# Data supplied

* * * *

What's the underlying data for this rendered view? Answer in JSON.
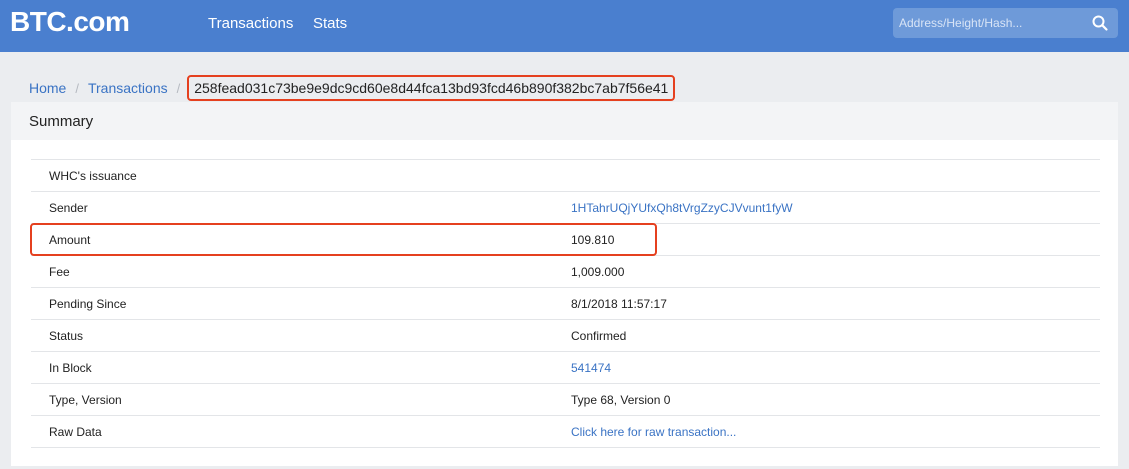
{
  "header": {
    "logo": "BTC.com",
    "nav": {
      "transactions": "Transactions",
      "stats": "Stats"
    },
    "search": {
      "placeholder": "Address/Height/Hash...",
      "value": ""
    }
  },
  "breadcrumb": {
    "home": "Home",
    "transactions": "Transactions",
    "current": "258fead031c73be9e9dc9cd60e8d44fca13bd93fcd46b890f382bc7ab7f56e41"
  },
  "summary": {
    "title": "Summary",
    "rows": [
      {
        "label": "WHC's issuance",
        "value": ""
      },
      {
        "label": "Sender",
        "value": "1HTahrUQjYUfxQh8tVrgZzyCJVvunt1fyW"
      },
      {
        "label": "Amount",
        "value": "109.810"
      },
      {
        "label": "Fee",
        "value": "1,009.000"
      },
      {
        "label": "Pending Since",
        "value": "8/1/2018 11:57:17"
      },
      {
        "label": "Status",
        "value": "Confirmed"
      },
      {
        "label": "In Block",
        "value": "541474"
      },
      {
        "label": "Type, Version",
        "value": "Type 68, Version 0"
      },
      {
        "label": "Raw Data",
        "value": "Click here for raw transaction..."
      }
    ]
  },
  "colors": {
    "header_bg": "#4a7fcf",
    "link": "#3a73c4",
    "highlight": "#e5401f"
  }
}
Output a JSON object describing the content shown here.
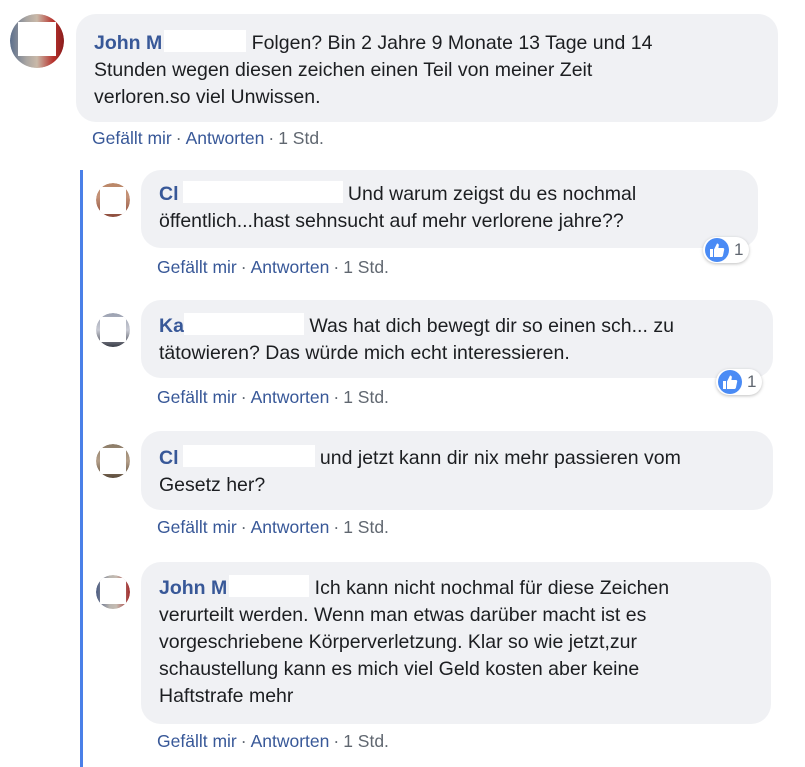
{
  "comments": [
    {
      "author": "John M",
      "text_line1": "Folgen? Bin 2 Jahre 9 Monate 13 Tage und 14",
      "text_lines": [
        "Stunden wegen diesen zeichen einen Teil von meiner Zeit",
        "verloren.so viel Unwissen."
      ],
      "like_label": "Gefällt mir",
      "reply_label": "Antworten",
      "time": "1 Std.",
      "separator": "·"
    }
  ],
  "replies": [
    {
      "author": "Cl",
      "text_line1": "Und warum zeigst du es nochmal",
      "text_lines": [
        "öffentlich...hast sehnsucht auf mehr verlorene jahre??"
      ],
      "like_label": "Gefällt mir",
      "reply_label": "Antworten",
      "time": "1 Std.",
      "reaction": {
        "icon": "like-icon",
        "count": "1"
      }
    },
    {
      "author": "Ka",
      "text_line1": "Was hat dich bewegt dir so einen sch... zu",
      "text_lines": [
        "tätowieren? Das würde mich echt interessieren."
      ],
      "like_label": "Gefällt mir",
      "reply_label": "Antworten",
      "time": "1 Std.",
      "reaction": {
        "icon": "like-icon",
        "count": "1"
      }
    },
    {
      "author": "Cl",
      "text_line1": "und jetzt kann dir nix mehr passieren vom",
      "text_lines": [
        "Gesetz her?"
      ],
      "like_label": "Gefällt mir",
      "reply_label": "Antworten",
      "time": "1 Std."
    },
    {
      "author": "John M",
      "text_line1": "Ich kann nicht nochmal für diese Zeichen",
      "text_lines": [
        "verurteilt werden. Wenn man etwas darüber macht ist es",
        "vorgeschriebene Körperverletzung. Klar so wie jetzt,zur",
        "schaustellung kann es mich viel Geld kosten aber keine",
        "Haftstrafe mehr"
      ],
      "like_label": "Gefällt mir",
      "reply_label": "Antworten",
      "time": "1 Std."
    }
  ],
  "separator": "·",
  "colors": {
    "link": "#385898",
    "bubble": "#f0f1f4",
    "thread_line": "#4a80e8",
    "like": "#4a8bf5"
  }
}
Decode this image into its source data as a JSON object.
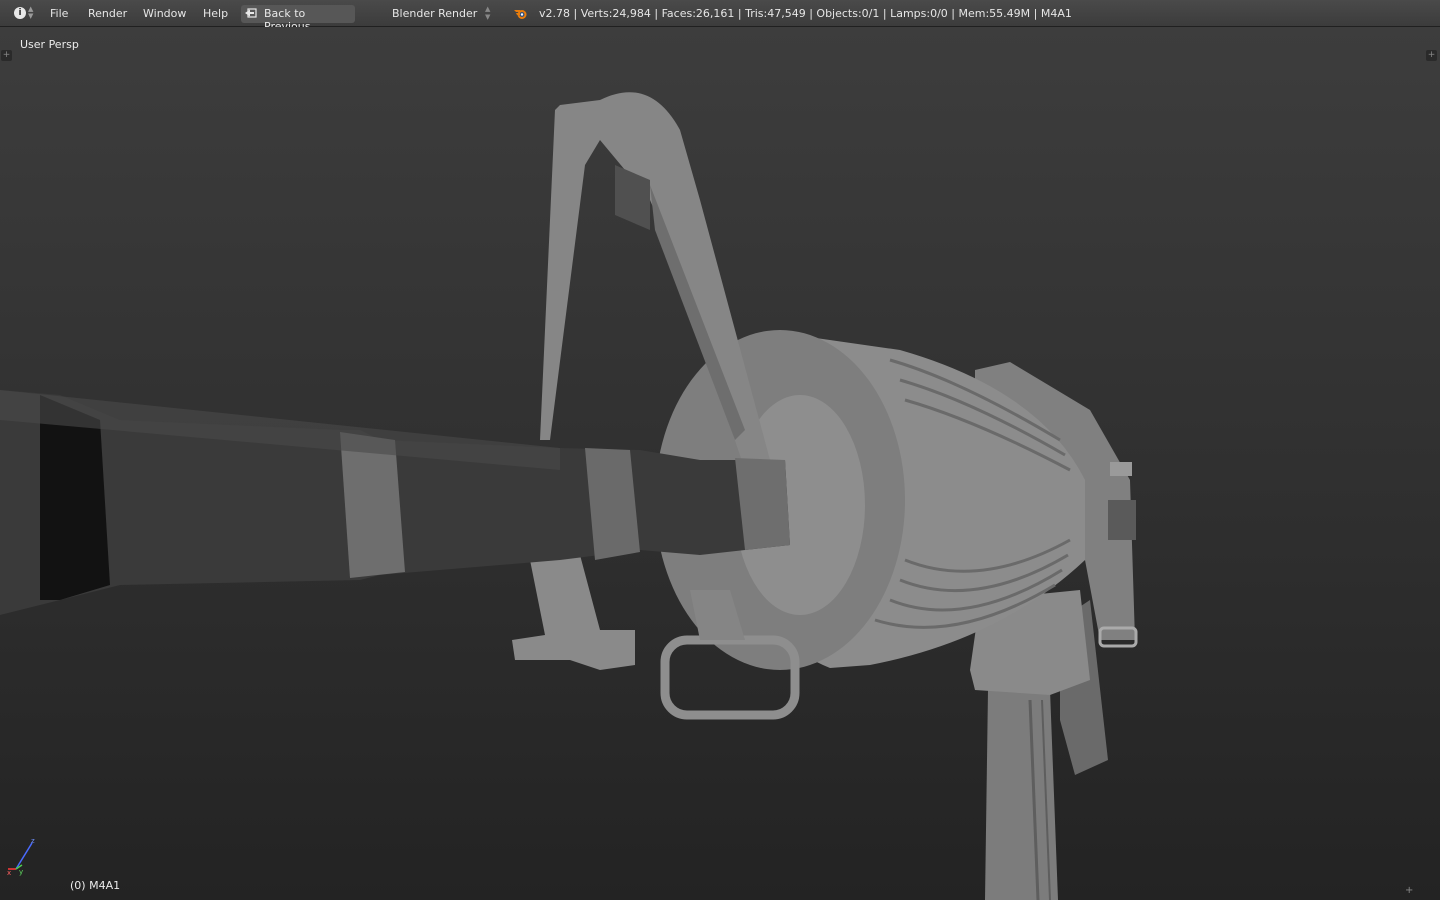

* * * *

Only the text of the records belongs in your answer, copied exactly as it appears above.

What's the underlying data for this rendered view? Answer in JSON.
{
  "header": {
    "logo": "BTC.com",
    "nav": {
      "transactions": "Transactions",
      "stats": "Stats"
    },
    "search": {
      "placeholder": "Address/Height/Hash...",
      "value": ""
    }
  },
  "breadcrumb": {
    "home": "Home",
    "transactions": "Transactions",
    "current": "258fead031c73be9e9dc9cd60e8d44fca13bd93fcd46b890f382bc7ab7f56e41"
  },
  "summary": {
    "title": "Summary",
    "rows": [
      {
        "label": "WHC's issuance",
        "value": ""
      },
      {
        "label": "Sender",
        "value": "1HTahrUQjYUfxQh8tVrgZzyCJVvunt1fyW"
      },
      {
        "label": "Amount",
        "value": "109.810"
      },
      {
        "label": "Fee",
        "value": "1,009.000"
      },
      {
        "label": "Pending Since",
        "value": "8/1/2018 11:57:17"
      },
      {
        "label": "Status",
        "value": "Confirmed"
      },
      {
        "label": "In Block",
        "value": "541474"
      },
      {
        "label": "Type, Version",
        "value": "Type 68, Version 0"
      },
      {
        "label": "Raw Data",
        "value": "Click here for raw transaction..."
      }
    ]
  },
  "colors": {
    "header_bg": "#4a7fcf",
    "link": "#3a73c4",
    "highlight": "#e5401f"
  }
}
Output a JSON object describing the content shown here.
{
  "comments": [
    {
      "author": "John M",
      "text_line1": "Folgen? Bin 2 Jahre 9 Monate 13 Tage und 14",
      "text_lines": [
        "Stunden wegen diesen zeichen einen Teil von meiner Zeit",
        "verloren.so viel Unwissen."
      ],
      "like_label": "Gefällt mir",
      "reply_label": "Antworten",
      "time": "1 Std.",
      "separator": "·"
    }
  ],
  "replies": [
    {
      "author": "Cl",
      "text_line1": "Und warum zeigst du es nochmal",
      "text_lines": [
        "öffentlich...hast sehnsucht auf mehr verlorene jahre??"
      ],
      "like_label": "Gefällt mir",
      "reply_label": "Antworten",
      "time": "1 Std.",
      "reaction": {
        "icon": "like-icon",
        "count": "1"
      }
    },
    {
      "author": "Ka",
      "text_line1": "Was hat dich bewegt dir so einen sch... zu",
      "text_lines": [
        "tätowieren? Das würde mich echt interessieren."
      ],
      "like_label": "Gefällt mir",
      "reply_label": "Antworten",
      "time": "1 Std.",
      "reaction": {
        "icon": "like-icon",
        "count": "1"
      }
    },
    {
      "author": "Cl",
      "text_line1": "und jetzt kann dir nix mehr passieren vom",
      "text_lines": [
        "Gesetz her?"
      ],
      "like_label": "Gefällt mir",
      "reply_label": "Antworten",
      "time": "1 Std."
    },
    {
      "author": "John M",
      "text_line1": "Ich kann nicht nochmal für diese Zeichen",
      "text_lines": [
        "verurteilt werden. Wenn man etwas darüber macht ist es",
        "vorgeschriebene Körperverletzung. Klar so wie jetzt,zur",
        "schaustellung kann es mich viel Geld kosten aber keine",
        "Haftstrafe mehr"
      ],
      "like_label": "Gefällt mir",
      "reply_label": "Antworten",
      "time": "1 Std."
    }
  ],
  "separator": "·",
  "colors": {
    "link": "#385898",
    "bubble": "#f0f1f4",
    "thread_line": "#4a80e8",
    "like": "#4a8bf5"
  }
}
Decode this image into its source data as a JSON object.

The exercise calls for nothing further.